In 1990, local artist John Bell,
Jr. designed this mural for the Fort Smith Trolley Museum, and directed
a team of his art students in painting it. The mural depicts the
50-year heyday of street railway transportation in Fort
Smith, Arkansas, beginning with the mule-drawn streetcars of 1883, on
the far left. The second car shown is an open car, in which the
motorman stood outside. After that came the semi-convertible trolley
and, on the far right, the Birney "safety car," which was used until
Fort Smith Light & Traction Co. closed in 1933. Four historical
buildings are shown in the background, including Fort Smith's W.H.H.
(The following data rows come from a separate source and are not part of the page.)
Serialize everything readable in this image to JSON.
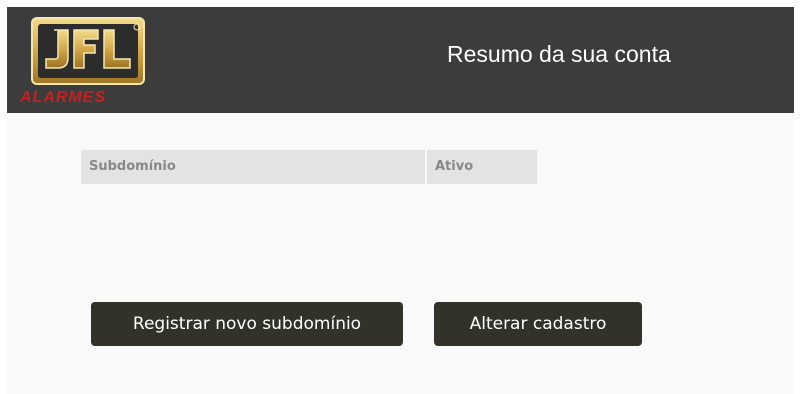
{
  "header": {
    "logo_text_main": "JFL",
    "logo_text_sub": "ALARMES",
    "title": "Resumo da sua conta"
  },
  "table": {
    "columns": [
      "Subdomínio",
      "Ativo"
    ]
  },
  "actions": {
    "register_label": "Registrar novo subdomínio",
    "edit_label": "Alterar cadastro"
  },
  "colors": {
    "header_bg": "#3c3c3c",
    "button_bg": "#32322a",
    "logo_gold": "#d4a84a",
    "logo_red": "#c8201e"
  }
}
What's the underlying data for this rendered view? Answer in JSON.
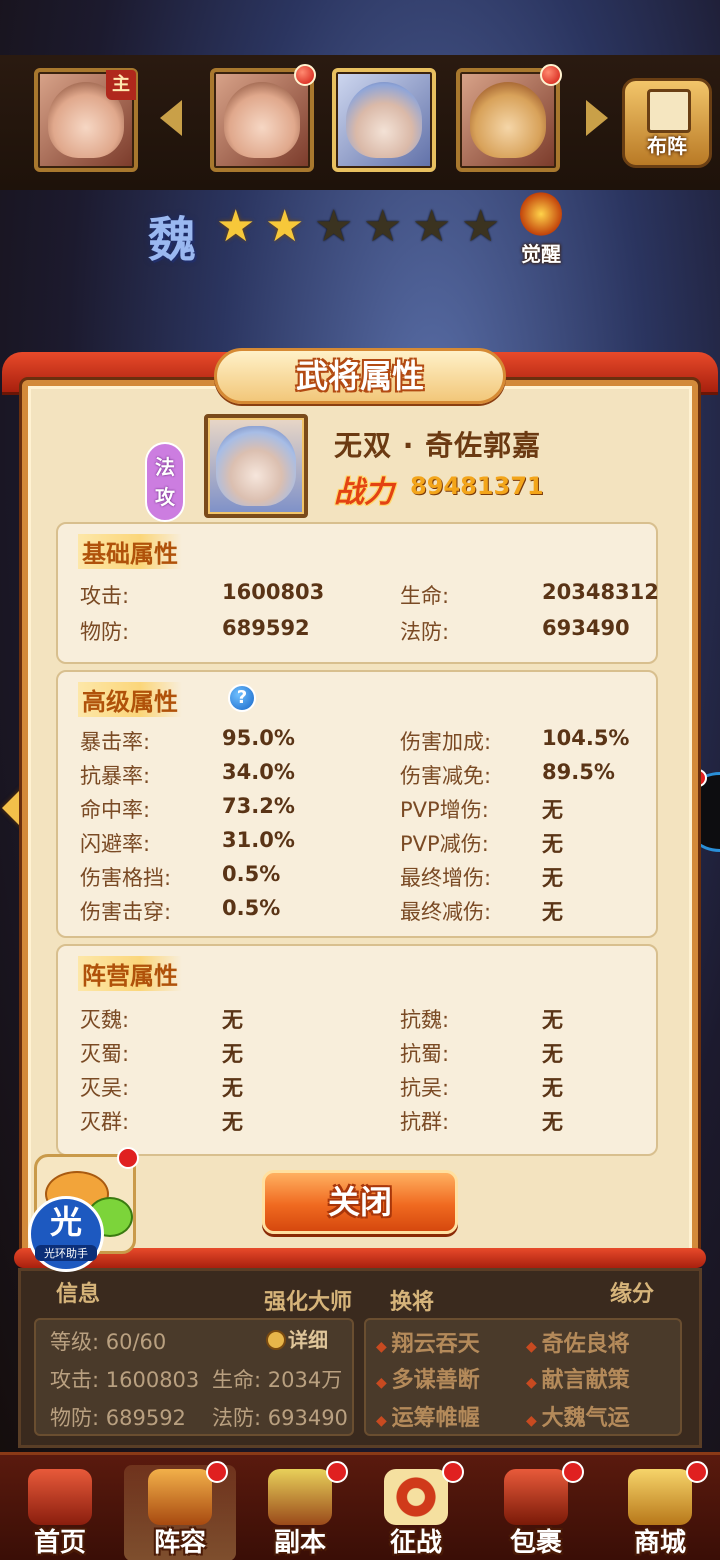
{
  "top_bar": {
    "lord_badge": "主",
    "lineup_button": "布阵"
  },
  "hero_header": {
    "faction": "魏",
    "stars_total": 6,
    "stars_lit": 2,
    "awaken_label": "觉醒"
  },
  "modal": {
    "title": "武将属性",
    "type_badge": "法攻",
    "hero_name": "无双 · 奇佐郭嘉",
    "power_label": "战力",
    "power_value": "89481371",
    "basic": {
      "title": "基础属性",
      "rows": [
        {
          "k1": "攻击:",
          "v1": "1600803",
          "k2": "生命:",
          "v2": "20348312"
        },
        {
          "k1": "物防:",
          "v1": "689592",
          "k2": "法防:",
          "v2": "693490"
        }
      ]
    },
    "advanced": {
      "title": "高级属性",
      "help": "?",
      "rows": [
        {
          "k1": "暴击率:",
          "v1": "95.0%",
          "k2": "伤害加成:",
          "v2": "104.5%"
        },
        {
          "k1": "抗暴率:",
          "v1": "34.0%",
          "k2": "伤害减免:",
          "v2": "89.5%"
        },
        {
          "k1": "命中率:",
          "v1": "73.2%",
          "k2": "PVP增伤:",
          "v2": "无"
        },
        {
          "k1": "闪避率:",
          "v1": "31.0%",
          "k2": "PVP减伤:",
          "v2": "无"
        },
        {
          "k1": "伤害格挡:",
          "v1": "0.5%",
          "k2": "最终增伤:",
          "v2": "无"
        },
        {
          "k1": "伤害击穿:",
          "v1": "0.5%",
          "k2": "最终减伤:",
          "v2": "无"
        }
      ]
    },
    "camp": {
      "title": "阵营属性",
      "rows": [
        {
          "k1": "灭魏:",
          "v1": "无",
          "k2": "抗魏:",
          "v2": "无"
        },
        {
          "k1": "灭蜀:",
          "v1": "无",
          "k2": "抗蜀:",
          "v2": "无"
        },
        {
          "k1": "灭吴:",
          "v1": "无",
          "k2": "抗吴:",
          "v2": "无"
        },
        {
          "k1": "灭群:",
          "v1": "无",
          "k2": "抗群:",
          "v2": "无"
        }
      ]
    },
    "close_label": "关闭"
  },
  "assistant": {
    "glyph": "光",
    "name": "光环助手"
  },
  "info_panel": {
    "info_title": "信息",
    "master_title": "强化大师",
    "swap_title": "换将",
    "fate_title": "缘分",
    "level": "等级: 60/60",
    "detail": "详细",
    "attack": "攻击: 1600803",
    "hp": "生命: 2034万",
    "pdef": "物防: 689592",
    "mdef": "法防: 693490",
    "fates": [
      "翔云吞天",
      "奇佐良将",
      "多谋善断",
      "献言献策",
      "运筹帷幄",
      "大魏气运"
    ]
  },
  "nav": {
    "items": [
      "首页",
      "阵容",
      "副本",
      "征战",
      "包裹",
      "商城"
    ],
    "active_index": 1
  },
  "colors": {
    "modal_bg": "#f3e3bf",
    "accent_red": "#e84a2a",
    "label_brown": "#7a4a24",
    "power_gold": "#f3a51a"
  }
}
Clayton house (center left) and the Fort Smith Art Center (center
In 1991, a tornado tore through downtown Fort Smith, knocking down the
concrete-block wall of the building on which the mural was painted.
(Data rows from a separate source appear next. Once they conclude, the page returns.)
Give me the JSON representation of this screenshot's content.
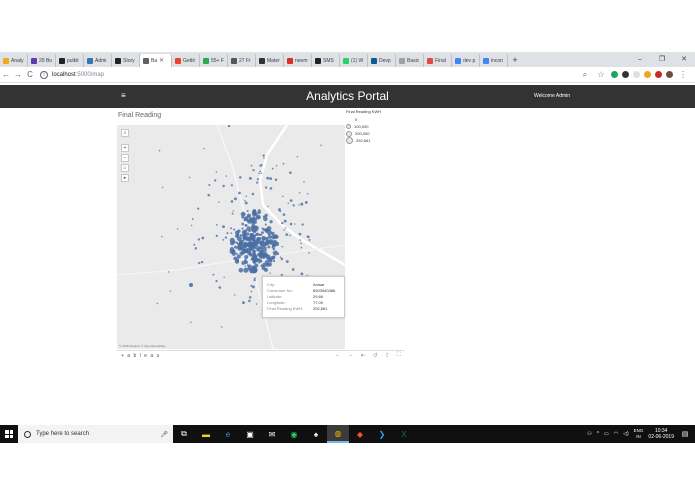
{
  "browser": {
    "tabs": [
      {
        "label": "Analy",
        "color": "#f4a61c"
      },
      {
        "label": "29 Bo",
        "color": "#5b3fa8"
      },
      {
        "label": "pulkit",
        "color": "#222222"
      },
      {
        "label": "Admi",
        "color": "#3776ab"
      },
      {
        "label": "Story",
        "color": "#222222"
      },
      {
        "label": "Ba",
        "color": "#5f6368",
        "active": true
      },
      {
        "label": "Gettir",
        "color": "#e8462b"
      },
      {
        "label": "55+ F",
        "color": "#2fa84f"
      },
      {
        "label": "27 Fr",
        "color": "#555555"
      },
      {
        "label": "Mater",
        "color": "#333333"
      },
      {
        "label": "neem",
        "color": "#d93025"
      },
      {
        "label": "SMS",
        "color": "#222222"
      },
      {
        "label": "(1) W",
        "color": "#25d366"
      },
      {
        "label": "Devp",
        "color": "#0e5a8a"
      },
      {
        "label": "Basic",
        "color": "#a0a0a0"
      },
      {
        "label": "Final",
        "color": "#e24a4a"
      },
      {
        "label": "dev p",
        "color": "#4285f4"
      },
      {
        "label": "incon",
        "color": "#4285f4"
      }
    ],
    "new_tab_label": "+",
    "window_controls": {
      "minimize": "–",
      "maximize": "❐",
      "close": "✕"
    },
    "address": {
      "host": "localhost",
      "path": ":5000/map"
    },
    "nav_icons": [
      "back-icon",
      "forward-icon",
      "reload-icon"
    ]
  },
  "app": {
    "menu_icon": "≡",
    "title": "Analytics Portal",
    "welcome": "Welcome Admin"
  },
  "dashboard": {
    "title": "Final Reading",
    "map_controls": [
      "⌕",
      "+",
      "−",
      "⌂",
      "▸"
    ],
    "attribution": "© 2018 Mapbox © OpenStreetMap",
    "legend": {
      "title": "Final Reading KWH",
      "items": [
        "0",
        "100,000",
        "200,000",
        "292,661"
      ]
    },
    "tooltip": [
      {
        "key": "City:",
        "value": "Amsar"
      },
      {
        "key": "Consumer No:",
        "value": "5903940486"
      },
      {
        "key": "Latitude:",
        "value": "29.66"
      },
      {
        "key": "Longitude:",
        "value": "77.00"
      },
      {
        "key": "Final Reading KWH:",
        "value": "292,661"
      }
    ],
    "footer_logo": "+ a b l e a u",
    "footer_tools": [
      "←",
      "→",
      "⇤",
      "↺",
      "⇪",
      "⛶"
    ]
  },
  "taskbar": {
    "search_placeholder": "Type here to search",
    "apps": [
      "task-view-icon",
      "file-explorer-icon",
      "edge-icon",
      "store-icon",
      "mail-icon",
      "spotify-icon",
      "solitaire-icon",
      "chrome-icon",
      "git-icon",
      "vscode-icon",
      "excel-icon"
    ],
    "language": "ENG",
    "region": "IN",
    "time": "10:34",
    "date": "02-06-2019"
  }
}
Mr. Bell found a unique solution for reassembling the wall. He numbered
each block so that his students could place it in the correct spot.
then touched up the paint, and added a special momento: a
small funnel cloud
in the top right corner, along with the date '91. In April of 1996,
another twister came
though "Tornado Alley," destroying many of Garrison Avenue's historic
buildings and (minor in comparison) blowing one set of the museum's
off their hinges. A '96 was added to the mural to commemorate that
Currently, the mural is beginning to deteriorate and there is a large
crack in the
wall of the building. Fortunately, the Fort Smith Trolley Museum has
just purchased this building (Sept. 2004) and the property on which it
sits. Plans include renovation of the outer walls.
See artwork by John Bell, Jr.:
Kujawa's home page